Key Result:   Increase annual revenue by 40%                      
Key Result:    Maintain at least 80% repeat purchase rate               
Key Result:    Maintain a net positive employee growth & self actualization rate

Department-Level OKR

OKR Example #2: Marketing

Objective: Build a brand that’s recognized as an industry leader in the craft
Key Result:    Secure 5 earned media placements per quarter                     
Key Result:    Publish or launch at least 5 forms of new content per month (e.g., thought leadership blog posts, white papers, events, or downloadable assets)           
Key Result:    Increase the number of marketing qualified leads 15% month-over-month  
Key Result:    Grow LinkedIn engagement by 200%

OKR Example #3: Sales

Objective: Consistently bring in new opportunities that enable us to innovate our craft and do our best work
Key Result: Maintain a pipeline value that is at least 250% of quarterly bookings target
Key Result: Hit 100% of each quarter’s bookings goals for new logos
Key Result: Achieve at least 100% average on-target earnings (OTE) across the sales team
Key Result: At least 50% of all new sales reps meet or exceed first-year on-target earnings (OTE)

OKR Example #4: Project Delivery

Objective:      Deliver measurable and meaningful impact in all of our work
Key Result:    Lead customer in defining measurable success factors for each active project 
Key Result:    Deliver at least 80% of all customer-defined success factors for projects completed
Key Result:    Actively update 100% of all resource plans on a weekly basis
Key Result:    Complete 100% of timesheets by the weekly due date

OKR Example #5: Human Resources

Objective:      Support an environment where every employee has a chance to realize their potential
Key Result:    Set objectives and key results that track to department goals for 100% active employees
Key Result:    Check in with 100% of active employees each month on their performance to OKR goals
Key Result:    Document career goals and development plan for 100% of active employees, including prioritized list of skills, capabilities, and experiences the employee aspires to develop
Key Result:    Develop recruiting pipeline for top five in-demand roles

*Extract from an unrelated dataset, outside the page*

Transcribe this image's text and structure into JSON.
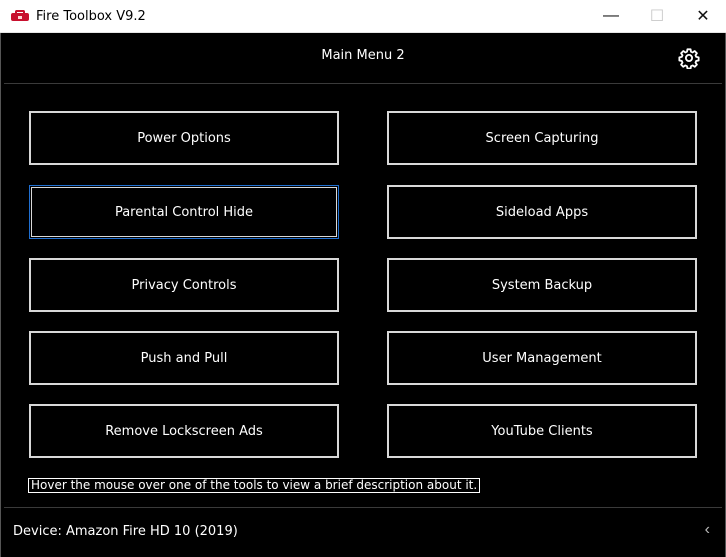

OKR Example #6: Finance

Objective:     Profitably enable growth in revenue and continuous improvement in all aspects of the business
Key Result:   100% of active projects in backlog mapped to revenue forecast and measured to benchmark
Key Result:   100% of qualified deals in CRM mapped to revenue forecast and measured to benchmark
Key Result:   Maintain revenue, costs, and cash flow forecast with 100% coverage of pipeline and backlog
Key Result:    Maintain governance and data reporting for 100% of pipeline, backlog, and planned expenses

OKRs + Parallax = a winning combination

Goal-setting frameworks, including OKRs, are only as good as how well you can measure against them. If you don’t know what to measure — or how — the framework is useless. Once you know what to measure, your metrics are only useful if they’re based on accurate data. This is the downfall of most digital agencies that try to implement OKRs. They think the framework sounds good in theory, but when it comes down to actually tracking the data needed to evaluate whether they’ve met their key results, they don’t know where to start.

It’s easy to see why this happens. Before Parallax, the tools that agencies had available to them to measure and get visibility into data across the entire business (from the sales pipeline through project delivery) were old school and clunky. They didn’t work how digital agencies needed them to.

Parallax was built to enable visibility, alignment, and accountability across digital agencies. It supports the adoption of agency best practices and allows teams to track against agency benchmarks for metrics like utilization, project margin, and revenue. Like OKRs, Parallax fosters better and clearer communication between leadership and teams because it offers a level of transparency that’s otherwise difficult to achieve. Parallax is the measurement tool that can sit on top of OKRs — helping everyone make smarter decisions that help the company grow.